TASK DESCRIPTION:
Find the lines in the records below that contain "アカウント管理", and report each of them.

*** Opening MATERIAL FOR THIS EXERCISE ***

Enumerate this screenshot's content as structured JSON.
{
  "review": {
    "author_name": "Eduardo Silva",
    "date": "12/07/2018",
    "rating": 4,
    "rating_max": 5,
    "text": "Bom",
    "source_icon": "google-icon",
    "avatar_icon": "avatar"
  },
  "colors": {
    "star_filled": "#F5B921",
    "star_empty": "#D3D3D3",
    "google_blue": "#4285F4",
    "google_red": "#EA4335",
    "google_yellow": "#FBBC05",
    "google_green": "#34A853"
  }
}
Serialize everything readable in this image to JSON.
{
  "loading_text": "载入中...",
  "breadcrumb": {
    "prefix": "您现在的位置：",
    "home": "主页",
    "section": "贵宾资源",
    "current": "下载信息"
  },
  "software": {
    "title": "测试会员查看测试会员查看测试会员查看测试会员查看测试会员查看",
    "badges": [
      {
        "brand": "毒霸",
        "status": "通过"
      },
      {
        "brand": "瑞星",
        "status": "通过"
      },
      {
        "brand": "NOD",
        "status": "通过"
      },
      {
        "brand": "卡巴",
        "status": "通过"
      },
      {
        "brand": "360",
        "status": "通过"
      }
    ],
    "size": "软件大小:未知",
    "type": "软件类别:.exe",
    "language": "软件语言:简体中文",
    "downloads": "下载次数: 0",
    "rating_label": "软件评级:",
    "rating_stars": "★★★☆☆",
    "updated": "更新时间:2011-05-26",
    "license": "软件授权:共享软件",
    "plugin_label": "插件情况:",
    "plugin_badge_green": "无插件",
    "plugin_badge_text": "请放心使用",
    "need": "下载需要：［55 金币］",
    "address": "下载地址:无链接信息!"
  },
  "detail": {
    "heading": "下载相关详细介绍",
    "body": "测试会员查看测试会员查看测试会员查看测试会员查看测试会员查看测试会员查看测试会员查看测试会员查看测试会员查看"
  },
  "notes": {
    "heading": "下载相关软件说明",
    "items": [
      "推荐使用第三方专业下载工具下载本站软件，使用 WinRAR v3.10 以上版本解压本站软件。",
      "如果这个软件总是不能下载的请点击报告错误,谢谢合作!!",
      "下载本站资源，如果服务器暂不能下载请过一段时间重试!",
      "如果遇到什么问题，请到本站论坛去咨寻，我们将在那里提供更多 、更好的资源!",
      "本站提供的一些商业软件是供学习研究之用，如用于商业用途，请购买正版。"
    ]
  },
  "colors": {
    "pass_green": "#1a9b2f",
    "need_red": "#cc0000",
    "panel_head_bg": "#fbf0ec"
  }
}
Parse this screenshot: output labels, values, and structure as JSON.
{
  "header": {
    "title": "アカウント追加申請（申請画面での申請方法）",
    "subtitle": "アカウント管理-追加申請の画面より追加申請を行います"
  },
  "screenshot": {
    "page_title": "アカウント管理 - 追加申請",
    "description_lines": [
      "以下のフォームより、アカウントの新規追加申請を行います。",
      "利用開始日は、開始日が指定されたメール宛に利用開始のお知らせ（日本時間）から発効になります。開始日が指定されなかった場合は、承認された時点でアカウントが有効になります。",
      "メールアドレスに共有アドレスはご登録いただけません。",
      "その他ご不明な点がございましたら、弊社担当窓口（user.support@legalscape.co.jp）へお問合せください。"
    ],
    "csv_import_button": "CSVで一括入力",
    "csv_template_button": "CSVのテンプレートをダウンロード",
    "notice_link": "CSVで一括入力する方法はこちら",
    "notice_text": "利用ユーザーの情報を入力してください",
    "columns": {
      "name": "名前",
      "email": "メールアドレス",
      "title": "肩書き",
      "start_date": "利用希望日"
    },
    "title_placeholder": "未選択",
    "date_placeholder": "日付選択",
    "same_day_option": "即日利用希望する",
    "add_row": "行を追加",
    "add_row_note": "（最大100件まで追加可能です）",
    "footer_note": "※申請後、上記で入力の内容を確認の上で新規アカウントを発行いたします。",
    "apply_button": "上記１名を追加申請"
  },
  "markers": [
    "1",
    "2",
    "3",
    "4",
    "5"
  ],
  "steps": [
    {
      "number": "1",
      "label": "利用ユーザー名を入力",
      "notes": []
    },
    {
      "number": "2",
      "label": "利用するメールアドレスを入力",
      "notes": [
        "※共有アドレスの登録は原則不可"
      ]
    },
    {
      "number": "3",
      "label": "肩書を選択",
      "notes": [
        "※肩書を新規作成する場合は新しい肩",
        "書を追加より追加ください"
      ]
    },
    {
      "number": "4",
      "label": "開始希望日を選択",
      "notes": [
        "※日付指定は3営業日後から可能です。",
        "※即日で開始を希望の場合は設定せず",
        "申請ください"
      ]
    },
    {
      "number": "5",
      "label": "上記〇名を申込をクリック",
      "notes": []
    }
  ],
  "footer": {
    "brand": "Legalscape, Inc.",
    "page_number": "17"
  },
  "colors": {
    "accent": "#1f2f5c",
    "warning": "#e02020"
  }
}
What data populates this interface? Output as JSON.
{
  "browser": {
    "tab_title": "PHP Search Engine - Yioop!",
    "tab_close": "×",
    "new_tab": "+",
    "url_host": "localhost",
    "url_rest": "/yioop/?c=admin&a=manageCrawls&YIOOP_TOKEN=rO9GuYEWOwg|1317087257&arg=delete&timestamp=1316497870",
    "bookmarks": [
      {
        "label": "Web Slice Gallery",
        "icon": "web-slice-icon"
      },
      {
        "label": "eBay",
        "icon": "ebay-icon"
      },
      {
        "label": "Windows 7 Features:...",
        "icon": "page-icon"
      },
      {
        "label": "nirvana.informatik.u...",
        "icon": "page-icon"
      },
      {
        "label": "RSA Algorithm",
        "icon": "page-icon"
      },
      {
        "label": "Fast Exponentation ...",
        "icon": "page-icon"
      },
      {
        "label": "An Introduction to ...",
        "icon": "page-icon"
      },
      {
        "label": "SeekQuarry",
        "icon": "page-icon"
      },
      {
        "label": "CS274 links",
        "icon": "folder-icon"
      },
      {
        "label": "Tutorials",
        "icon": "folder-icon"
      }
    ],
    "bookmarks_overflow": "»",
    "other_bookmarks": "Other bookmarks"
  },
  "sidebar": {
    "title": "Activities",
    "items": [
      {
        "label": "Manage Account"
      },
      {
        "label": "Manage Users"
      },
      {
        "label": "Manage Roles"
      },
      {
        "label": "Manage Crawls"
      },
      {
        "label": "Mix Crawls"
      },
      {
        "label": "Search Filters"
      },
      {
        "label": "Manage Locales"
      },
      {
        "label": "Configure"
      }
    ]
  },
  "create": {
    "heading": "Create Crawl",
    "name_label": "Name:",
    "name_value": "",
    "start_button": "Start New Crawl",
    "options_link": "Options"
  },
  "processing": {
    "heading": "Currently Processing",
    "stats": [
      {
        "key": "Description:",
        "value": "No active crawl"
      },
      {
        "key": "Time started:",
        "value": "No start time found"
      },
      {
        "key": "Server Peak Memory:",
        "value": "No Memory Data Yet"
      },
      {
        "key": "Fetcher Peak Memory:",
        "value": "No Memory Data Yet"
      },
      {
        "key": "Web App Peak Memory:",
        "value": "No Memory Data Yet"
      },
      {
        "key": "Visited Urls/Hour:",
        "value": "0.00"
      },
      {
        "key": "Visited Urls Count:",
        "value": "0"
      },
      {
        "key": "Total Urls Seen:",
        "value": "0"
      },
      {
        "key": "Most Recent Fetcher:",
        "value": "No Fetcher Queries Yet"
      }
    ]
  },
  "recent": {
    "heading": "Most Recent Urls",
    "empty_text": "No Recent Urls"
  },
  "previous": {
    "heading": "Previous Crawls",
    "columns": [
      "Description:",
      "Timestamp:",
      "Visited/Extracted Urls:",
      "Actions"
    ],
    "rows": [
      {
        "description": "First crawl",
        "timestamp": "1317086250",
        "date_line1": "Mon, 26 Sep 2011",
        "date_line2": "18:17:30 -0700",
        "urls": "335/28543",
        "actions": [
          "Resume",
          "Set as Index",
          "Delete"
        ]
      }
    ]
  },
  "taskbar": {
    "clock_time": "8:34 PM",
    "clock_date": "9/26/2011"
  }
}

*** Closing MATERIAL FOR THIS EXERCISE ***

ANSWER FOR THIS EXERCISE:
    "subtitle": "アカウント管理-追加申請の画面より追加申請を行います"
    "page_title": "アカウント管理 - 追加申請",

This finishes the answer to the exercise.